In adapting the Israeli thriller <em>Ha-Hov</em> into <em>The Debt</em>, John Madden enters the cinematic tradition of remaking foreign language films for English-speaking audiences. We look at some of the best foreign language adaptations, from transforming Kurosawa into a American western to popularizing Japanese horror.
Ha-Hov (2007) to The Debt (2010)
The Debt with Ciarán Hinds and Helen Mirren (photo: Laurie Sparham); Ha Hov, inset.
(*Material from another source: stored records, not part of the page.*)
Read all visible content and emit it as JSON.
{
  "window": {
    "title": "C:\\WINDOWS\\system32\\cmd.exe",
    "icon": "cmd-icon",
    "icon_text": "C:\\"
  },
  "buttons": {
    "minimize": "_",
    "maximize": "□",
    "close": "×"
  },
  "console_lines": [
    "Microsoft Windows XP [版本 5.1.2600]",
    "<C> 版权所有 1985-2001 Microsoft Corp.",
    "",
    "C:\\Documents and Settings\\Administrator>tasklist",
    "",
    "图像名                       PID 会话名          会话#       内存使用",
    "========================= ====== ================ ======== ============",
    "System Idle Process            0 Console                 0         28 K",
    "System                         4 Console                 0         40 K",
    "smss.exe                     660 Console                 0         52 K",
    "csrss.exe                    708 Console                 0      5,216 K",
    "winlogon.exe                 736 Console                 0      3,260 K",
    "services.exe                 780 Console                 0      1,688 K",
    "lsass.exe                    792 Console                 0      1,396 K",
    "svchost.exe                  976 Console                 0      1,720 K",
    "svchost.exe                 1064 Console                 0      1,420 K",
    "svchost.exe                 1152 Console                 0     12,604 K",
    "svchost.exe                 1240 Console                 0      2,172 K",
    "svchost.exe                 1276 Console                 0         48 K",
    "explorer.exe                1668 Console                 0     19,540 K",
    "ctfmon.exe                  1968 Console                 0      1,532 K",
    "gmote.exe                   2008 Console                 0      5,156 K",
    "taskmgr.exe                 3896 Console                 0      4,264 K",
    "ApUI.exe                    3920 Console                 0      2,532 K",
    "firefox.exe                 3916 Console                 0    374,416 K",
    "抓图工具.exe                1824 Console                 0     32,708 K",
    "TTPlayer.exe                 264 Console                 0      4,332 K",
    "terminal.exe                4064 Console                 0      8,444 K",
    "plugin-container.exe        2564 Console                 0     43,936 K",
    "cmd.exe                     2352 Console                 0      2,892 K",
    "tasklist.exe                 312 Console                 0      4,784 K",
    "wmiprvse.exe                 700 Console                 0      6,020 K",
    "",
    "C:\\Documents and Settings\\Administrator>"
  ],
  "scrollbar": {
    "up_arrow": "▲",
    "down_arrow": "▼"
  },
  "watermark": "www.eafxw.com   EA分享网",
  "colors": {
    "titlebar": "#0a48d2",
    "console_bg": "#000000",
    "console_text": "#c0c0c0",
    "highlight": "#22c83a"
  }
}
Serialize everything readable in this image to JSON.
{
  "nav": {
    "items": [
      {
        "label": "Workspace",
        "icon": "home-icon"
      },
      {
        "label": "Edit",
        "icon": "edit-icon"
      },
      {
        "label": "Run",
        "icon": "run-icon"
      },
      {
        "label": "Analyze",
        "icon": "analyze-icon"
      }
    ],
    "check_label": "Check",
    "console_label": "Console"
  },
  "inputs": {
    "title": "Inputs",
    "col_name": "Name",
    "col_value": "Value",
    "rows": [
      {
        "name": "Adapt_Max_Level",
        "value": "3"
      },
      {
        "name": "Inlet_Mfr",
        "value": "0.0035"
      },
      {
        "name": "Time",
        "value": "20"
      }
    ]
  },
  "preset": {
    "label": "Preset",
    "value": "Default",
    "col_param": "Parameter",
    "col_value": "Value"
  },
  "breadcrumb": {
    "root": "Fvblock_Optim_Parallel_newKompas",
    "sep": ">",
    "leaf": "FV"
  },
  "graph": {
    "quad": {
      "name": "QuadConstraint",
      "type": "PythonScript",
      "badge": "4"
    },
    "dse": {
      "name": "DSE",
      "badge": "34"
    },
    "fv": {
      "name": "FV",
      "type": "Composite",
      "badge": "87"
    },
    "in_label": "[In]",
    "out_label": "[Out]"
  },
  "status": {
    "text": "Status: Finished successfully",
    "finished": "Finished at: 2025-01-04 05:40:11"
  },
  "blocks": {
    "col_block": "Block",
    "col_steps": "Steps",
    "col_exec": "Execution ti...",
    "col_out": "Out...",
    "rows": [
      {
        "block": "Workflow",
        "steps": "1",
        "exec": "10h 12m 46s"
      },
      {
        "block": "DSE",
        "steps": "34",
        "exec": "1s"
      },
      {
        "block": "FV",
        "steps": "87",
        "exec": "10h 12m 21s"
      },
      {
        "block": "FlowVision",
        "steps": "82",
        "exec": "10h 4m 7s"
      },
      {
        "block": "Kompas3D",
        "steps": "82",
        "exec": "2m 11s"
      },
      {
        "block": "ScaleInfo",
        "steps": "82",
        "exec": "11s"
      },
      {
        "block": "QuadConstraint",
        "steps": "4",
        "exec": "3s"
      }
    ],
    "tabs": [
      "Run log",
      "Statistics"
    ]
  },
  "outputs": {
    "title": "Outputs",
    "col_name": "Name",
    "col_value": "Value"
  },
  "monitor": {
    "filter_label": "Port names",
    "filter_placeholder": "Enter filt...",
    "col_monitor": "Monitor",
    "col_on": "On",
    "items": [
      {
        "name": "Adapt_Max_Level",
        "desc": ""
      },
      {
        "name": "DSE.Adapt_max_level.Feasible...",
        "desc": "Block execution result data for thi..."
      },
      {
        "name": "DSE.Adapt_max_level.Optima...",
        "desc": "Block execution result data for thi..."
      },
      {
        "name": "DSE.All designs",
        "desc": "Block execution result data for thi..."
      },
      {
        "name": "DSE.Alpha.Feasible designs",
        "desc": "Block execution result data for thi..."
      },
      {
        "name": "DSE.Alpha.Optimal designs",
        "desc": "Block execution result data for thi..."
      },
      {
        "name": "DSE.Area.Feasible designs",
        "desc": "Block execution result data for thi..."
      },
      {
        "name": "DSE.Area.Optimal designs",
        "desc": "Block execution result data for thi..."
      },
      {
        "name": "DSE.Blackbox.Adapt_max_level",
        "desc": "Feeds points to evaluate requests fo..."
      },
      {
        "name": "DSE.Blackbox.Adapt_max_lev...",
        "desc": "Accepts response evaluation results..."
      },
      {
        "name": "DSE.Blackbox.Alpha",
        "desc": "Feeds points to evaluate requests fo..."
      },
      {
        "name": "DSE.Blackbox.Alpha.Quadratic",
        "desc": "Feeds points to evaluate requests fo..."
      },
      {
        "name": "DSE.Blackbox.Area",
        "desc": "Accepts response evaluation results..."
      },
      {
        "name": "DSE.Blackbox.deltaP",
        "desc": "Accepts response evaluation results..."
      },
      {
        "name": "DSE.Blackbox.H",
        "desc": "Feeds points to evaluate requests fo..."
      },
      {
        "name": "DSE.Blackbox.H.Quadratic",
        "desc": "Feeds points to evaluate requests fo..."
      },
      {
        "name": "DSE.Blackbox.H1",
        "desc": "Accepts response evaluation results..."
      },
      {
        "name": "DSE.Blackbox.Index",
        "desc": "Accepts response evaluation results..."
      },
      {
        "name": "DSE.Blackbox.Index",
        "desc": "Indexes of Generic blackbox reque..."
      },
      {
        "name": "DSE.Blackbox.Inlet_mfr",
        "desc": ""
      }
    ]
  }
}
When Kris Thykier, one of the producers of The Debt, first saw the 2007 film Ha-Hov, he immediately recognized its potential. Director Assaf Bernstein's Israeli thriller, about three Mossad agents and the secrets they carry with them from a mission in East Berlin in the 1960s, was a compelling movie that had been nominated for four Ophir Awards (Israel's equivalent of the Oscars), but had failed to gain considerable audience traction internationally. “It was a spectacular story, and brilliantly acted,” says Thykier. “I did feel that there was an opportunity for a little more complexity and scale; I saw the potential of making a smart thriller that would be relevant to – and entertaining for – a world audience.” Thykier brought the idea of remaking Ha-Hov to writer-director-producer Matthew Vaughn, who in turn penned a screenplay adaptation with his writing partner, Jane Goldman, and then brought John Madden on board to direct the film. And thus, The Debt came into existence. Madden's smart, engaging movie is part of a tradition of high quality remakes. In following slideshow, we look at some remarkable examples of this genre, from John Sturges' 1960 The Magnificent Seven all the way up to Matt Reeves' Let Me In, by way of such diverse treats as Blake Edwards' cross-dressing musical Victor Victoria and Martin Scorsese's tough crime thriller The Departed.